No. 7 · Safe Food Campaign Newsletter ·July/August 2000
· GE UPDATE·
Allergies and GE Food Labelling
People often wonder about the safety of genetically engineered food, and some assume that the safety issues are primarily environmental. Food allergies are a potential problem for GE food and have been subject to considerable concern, even within the US Food and Drug Administration.
Food allergies are more wide spread than many realise. Some estimates suggest that 2% of the population have allergic responses to certain foods. Allergies can increase in intensity over time with increasing exposure to the same allergens.
All food allergens are proteins, and virtually all gene manipulation in crops involves the modification of, or transplantation of, proteins or protein production. Genes are the chemical blue print for proteins, and proteins are involved in a wide variety of cellular processes including cell growth and enzyme activity. Enzyme proteins are catalysts for chemical reactions within the cell that are necessary for cell metabolism.
There are serious concerns that new proteins in genetically engineered food (which the human digestive system has never been exposed to) could give rise to allergic responses. Such allergic responses may be similar to those we already know about such as hay fever, rashes, seizures and even death (as is the case with peanut allergies for some people). So serious is the allergic response to peanuts (i.e. it is lethal), that foods with peanut ingredients are required to indicate this on the label. Many foods that do not have peanut ingredients, but are made in the same factory where peanuts are present, may have labels suggesting that the product "may contain" traces of peanut.

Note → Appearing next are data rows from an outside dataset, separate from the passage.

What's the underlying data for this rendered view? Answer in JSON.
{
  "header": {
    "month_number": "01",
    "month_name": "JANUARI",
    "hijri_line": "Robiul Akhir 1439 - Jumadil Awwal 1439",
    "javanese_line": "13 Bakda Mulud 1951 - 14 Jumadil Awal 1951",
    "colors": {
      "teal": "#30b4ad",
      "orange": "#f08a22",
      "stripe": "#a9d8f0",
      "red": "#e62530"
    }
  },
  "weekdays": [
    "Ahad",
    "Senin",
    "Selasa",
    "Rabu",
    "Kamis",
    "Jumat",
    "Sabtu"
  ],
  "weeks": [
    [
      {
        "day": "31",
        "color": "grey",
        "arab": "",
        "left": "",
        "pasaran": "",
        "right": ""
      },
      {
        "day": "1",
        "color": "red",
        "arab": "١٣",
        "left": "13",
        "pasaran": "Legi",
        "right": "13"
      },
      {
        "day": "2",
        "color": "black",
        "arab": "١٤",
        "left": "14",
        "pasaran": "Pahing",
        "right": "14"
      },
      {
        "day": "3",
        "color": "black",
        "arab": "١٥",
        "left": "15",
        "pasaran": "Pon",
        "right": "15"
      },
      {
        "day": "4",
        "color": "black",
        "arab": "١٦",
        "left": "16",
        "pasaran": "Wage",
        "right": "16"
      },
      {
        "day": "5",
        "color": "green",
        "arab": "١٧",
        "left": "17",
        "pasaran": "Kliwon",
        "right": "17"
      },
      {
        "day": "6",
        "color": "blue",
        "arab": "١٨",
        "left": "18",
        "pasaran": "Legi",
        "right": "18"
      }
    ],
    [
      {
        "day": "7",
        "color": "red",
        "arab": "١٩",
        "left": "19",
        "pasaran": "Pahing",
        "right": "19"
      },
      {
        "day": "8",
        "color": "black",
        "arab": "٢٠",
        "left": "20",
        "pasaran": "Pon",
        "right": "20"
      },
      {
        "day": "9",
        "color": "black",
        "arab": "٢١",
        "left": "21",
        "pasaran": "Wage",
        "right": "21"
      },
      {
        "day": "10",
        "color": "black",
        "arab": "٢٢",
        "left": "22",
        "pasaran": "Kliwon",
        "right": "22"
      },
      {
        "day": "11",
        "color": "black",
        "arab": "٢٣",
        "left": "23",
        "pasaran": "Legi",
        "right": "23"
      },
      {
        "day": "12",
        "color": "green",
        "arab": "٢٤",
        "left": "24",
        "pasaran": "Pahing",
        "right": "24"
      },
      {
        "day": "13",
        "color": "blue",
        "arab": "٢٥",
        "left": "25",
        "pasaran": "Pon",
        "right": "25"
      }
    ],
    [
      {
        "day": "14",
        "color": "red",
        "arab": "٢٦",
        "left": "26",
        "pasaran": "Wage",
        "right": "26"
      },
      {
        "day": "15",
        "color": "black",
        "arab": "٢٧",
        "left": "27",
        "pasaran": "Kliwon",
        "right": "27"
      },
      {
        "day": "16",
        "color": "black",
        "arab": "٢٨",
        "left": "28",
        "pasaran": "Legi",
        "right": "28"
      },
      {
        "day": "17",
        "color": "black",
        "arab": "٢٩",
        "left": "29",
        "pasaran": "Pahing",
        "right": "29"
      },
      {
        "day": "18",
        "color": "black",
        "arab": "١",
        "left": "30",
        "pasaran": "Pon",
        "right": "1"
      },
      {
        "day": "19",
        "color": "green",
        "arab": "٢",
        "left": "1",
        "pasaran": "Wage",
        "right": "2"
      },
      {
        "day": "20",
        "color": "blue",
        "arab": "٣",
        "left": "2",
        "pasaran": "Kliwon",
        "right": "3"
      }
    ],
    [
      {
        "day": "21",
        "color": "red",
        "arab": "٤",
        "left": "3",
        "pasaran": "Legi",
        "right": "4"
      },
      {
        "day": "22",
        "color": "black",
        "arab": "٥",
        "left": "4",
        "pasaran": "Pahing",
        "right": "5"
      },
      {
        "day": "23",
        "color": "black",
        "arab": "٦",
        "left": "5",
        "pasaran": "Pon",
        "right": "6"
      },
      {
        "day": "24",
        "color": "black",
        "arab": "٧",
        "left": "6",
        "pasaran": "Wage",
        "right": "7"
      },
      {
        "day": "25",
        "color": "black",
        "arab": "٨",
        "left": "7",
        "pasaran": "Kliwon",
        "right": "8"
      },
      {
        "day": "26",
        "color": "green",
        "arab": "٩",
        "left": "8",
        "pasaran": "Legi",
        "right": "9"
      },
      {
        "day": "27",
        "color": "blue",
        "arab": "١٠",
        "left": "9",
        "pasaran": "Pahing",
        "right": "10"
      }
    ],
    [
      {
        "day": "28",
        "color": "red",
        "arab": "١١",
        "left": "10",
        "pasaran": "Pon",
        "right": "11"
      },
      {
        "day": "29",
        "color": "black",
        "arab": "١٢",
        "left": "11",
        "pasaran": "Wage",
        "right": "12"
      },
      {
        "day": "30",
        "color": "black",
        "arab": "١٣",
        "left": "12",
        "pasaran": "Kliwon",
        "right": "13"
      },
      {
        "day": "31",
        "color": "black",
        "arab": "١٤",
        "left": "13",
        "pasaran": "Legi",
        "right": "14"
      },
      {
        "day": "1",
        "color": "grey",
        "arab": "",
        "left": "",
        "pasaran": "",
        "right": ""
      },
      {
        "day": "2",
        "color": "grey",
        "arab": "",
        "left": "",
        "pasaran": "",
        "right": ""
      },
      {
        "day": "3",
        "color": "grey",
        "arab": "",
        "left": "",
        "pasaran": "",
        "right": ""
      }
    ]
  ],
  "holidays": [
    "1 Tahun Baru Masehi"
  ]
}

Allergic problems with genetically engineered food have already occurred. In 1996, for example, a company inserted a single gene from a brazil nut into genetically altered soybeans to give them extra protein. The gene from the brazil nut took the allergenic property with it and made the soybeans severely allergenic to people who are sensitive to brazil nuts.
Because much of the genetic material being inserted into food crops has never been in the human diet before (e.g. protein from leeches, waxmoths, mice), we cannot know in advance whether such proteins are likely to produce allergies or not. Accordingly, GE food has the potential to bring countless new proteins into our diet - proteins whose allergenic status is unknown. Obviously, pre-market allergenicity testing is needed. But the problem is that currently only foods with known allergens are required to undergo allergenicity testing. We are not in the habit of eating African clawed toads, and because of this we cannot know whether we are allergic to them or any of their many different proteins, some of which we may unwittingly end up eating in a piece of GE corn.
It is for these reasons that GE foods need to be labelled in ways that allow innocent consumers the opportunity to avoid food products that have the potential for serious health effects. Even though allergic responses may only affect a tiny proportion of the population, the magnitude of the risk (e.g. death in the case of some allergens) is sufficient to warrant labelling to indicate whether a product has been produced using gene technology or not.SF
The planned trial planting of geneti-cally engineered Bt maize in Pukekohe by firm Pioneer New Zealand is no longer going ahead. This is because Pioneer New Zealand, an American company, is pulling out of New Zealand. Spokesperson Rex Oliver says the move is mainly due to a reorganisation within the company.
Whatever the reason, this is good news because this same strain of Bt maize was banned in Austria last year after laboratory tests showed that the maize, engineered to resist corn-borer insects and tolerate herbicide, killed the larvae of the monarch butterfly and could threaten other non-targeted insects. Last year ERMA approved the trials saying they were confident the trial planting would be adequately contained.SF
A phone-in survey conducted in Adelaide earlier this year revealed:
- 100% of the respondents were in favour of the labelling of GE food
- 92% indicated that they would not purchase a product which was labelled "may contain GM ingredients"
- 98% stated that they would support a five-year moratorium on the commercial release of any new GE food and the suspension of the use of those already in the food supply until more safety and environmental testing has been carried out.SF
Source: Consumers International April 2000
Kellogg's Cereal contains GE Soy
Testing laboratory Biotest in Western Australia recently found GE Soya DNA in the soya flour in Kellogg's All Bran Soy'n Fibre. Martin Oliver from the Gene-Ethics Network Northern Rivers, in Australia believes that Kellogg's are exploiting the current lack of labelling for GE food to sell consumers something that the majority of consumers don't want. Kellogg's have recently been targeted by Greenpeace for going GE-free in Europe in response to consumer demand, but not in the US, where they are likely to be using GE corn.
Source: Consumer Food News, July 2000
(Kellogg's advise that their All Bran Soy'n Fibre is not sold in NZ).
- Contact Kellogg's on free-call 0800-881-889, or by email at: firstname.lastname@example.org and ask for confirmation of their GE policy. Tell them you will not buy their products if they use GE ingredients. SF
A Life Sciences Network spokesperson (Pro GE) revealed at the Royal Commission's formal application hearing on Friday 11 August that the Hamilton City Council has already spent $1million to encourage GE industries to their area. SF